(as of the time of writing) logging trucks further on.
26. There is an enormous
camping area at the 46.0 km
mark. It can easily accommodate at least 50 vehicles and several hundred
campers. The photo below shows about a half of the actual
Harrison East FSR Large
Camping Area British Columbia Canada
27. The best views after the lake come at the 47.9 km
mark, when you are crossing the bridge over what appears to be Gold
Creek (judging by the map in the
Backroad Mapbook), which looks very
much like a river, perhaps due to all the runoff.
Gold Creek Harrison East FSR BC Canada
28. Looking the other way. Not bad either.
Gold Creek Seen from Harrison East Forest Service Road BC Canada
29. After that, the road gets slightly overgrown, but
still is pretty good by FSR standards. It is substantially rougher,
however, than before the 42 km mark (or so). It would be hard to drive
much faster than 25 km/h from the 42 km mark onwards.
Harrison East FSR
30. A few kilometers later, this exposed rock looks
Exposed rock on the side of Harrison East Forest Service Road British
31. The end of 2WD road for Harrison East FSR arrives
at the 58.4 km mark, where it splits with Shovel Creek FSR (seen on the
Harrison East FSR at Shovel Creek FSR Province of British Columbia
32. But, since we did not know that we should not have
gone any further, we did go forward on Harrison East, and started
crossing ditches one after another. Crossing the fifth ditch proved to
be a mistake. Our vehicle's front and back bottom hit the ground pretty
hard. We then crossed the sixth ditch, but turned around before the
seventh (which was a good idea, as we found out on Thursday). But
then our rig got seriously stuck in the fifth ditch (pictured below) on the way
back...and that was about 25 kilometers after we had seen the last human
The Fifth Cross Ditch on Harrison East FSR
33. Tow Truck in a Box came to the
rescue and worked as advertised. One of the best investments for any 2WD
driver taking the vehicle off road. That and a folding shovel. And work gloves, of course.
Religious people would be wise to pray in such a situation.
Non-religious people would be wise to become instantly religious.

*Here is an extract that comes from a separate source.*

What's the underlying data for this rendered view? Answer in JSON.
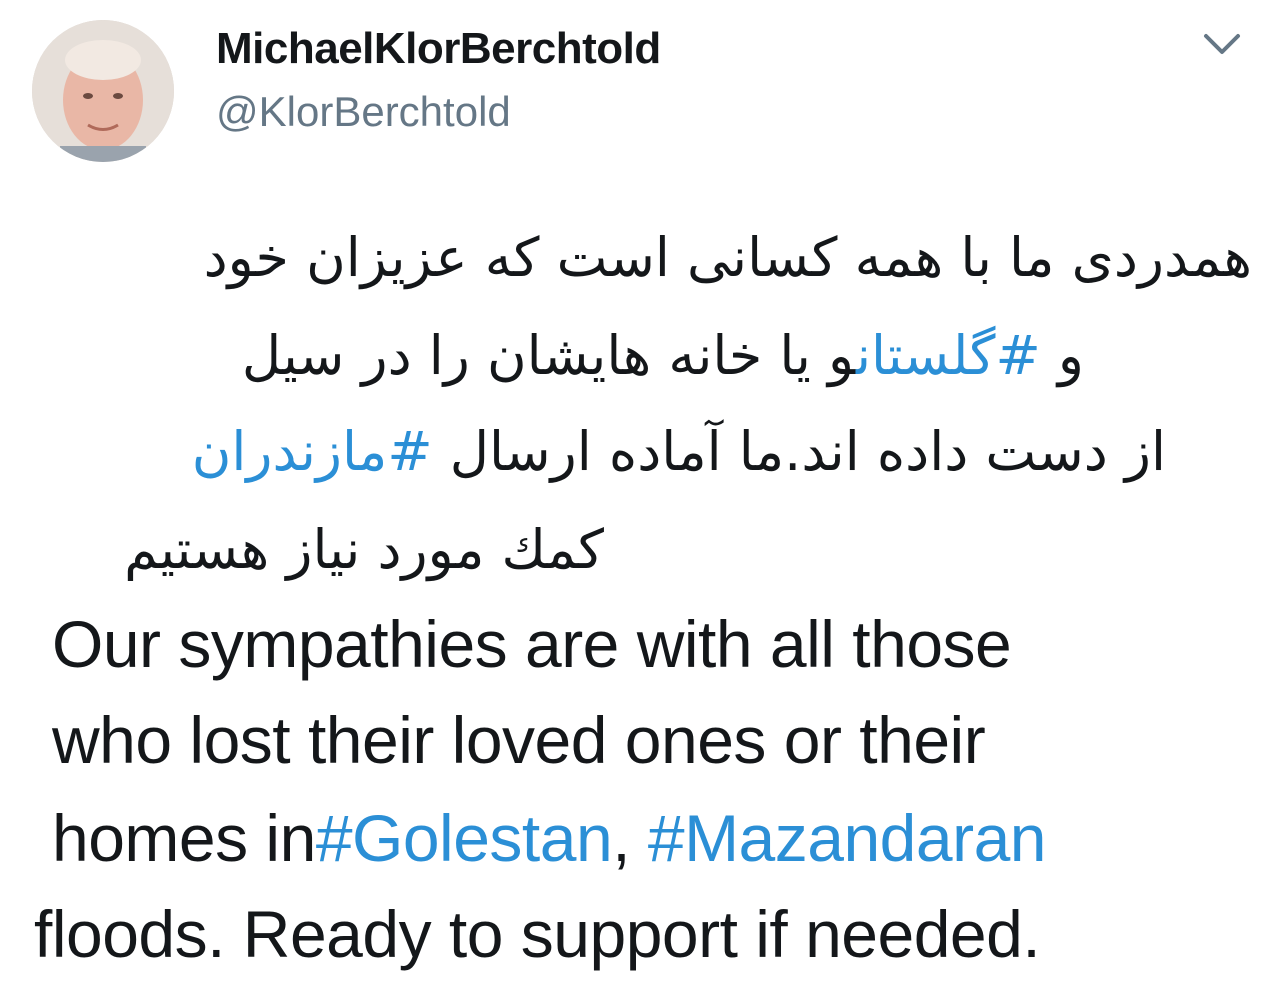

Tow Truck in a Box
34. The plates need to be stuck under the drive
wheels, and then the vehicle would have a fighting chance. Here is the
scene after we got out.
After that, we returned to the split with Shovel Creek
FSR and drove on Shovel Creek for 11.2 km,
which is described in the
next trip report. But the following page shows our hiking trip further on
Harrison East, which we did on Thursday. Great views are waiting for you
there, and it is probably possible to make it pretty far through the
numerous cross ditches and creek crossings in a high-clearance 4x4 or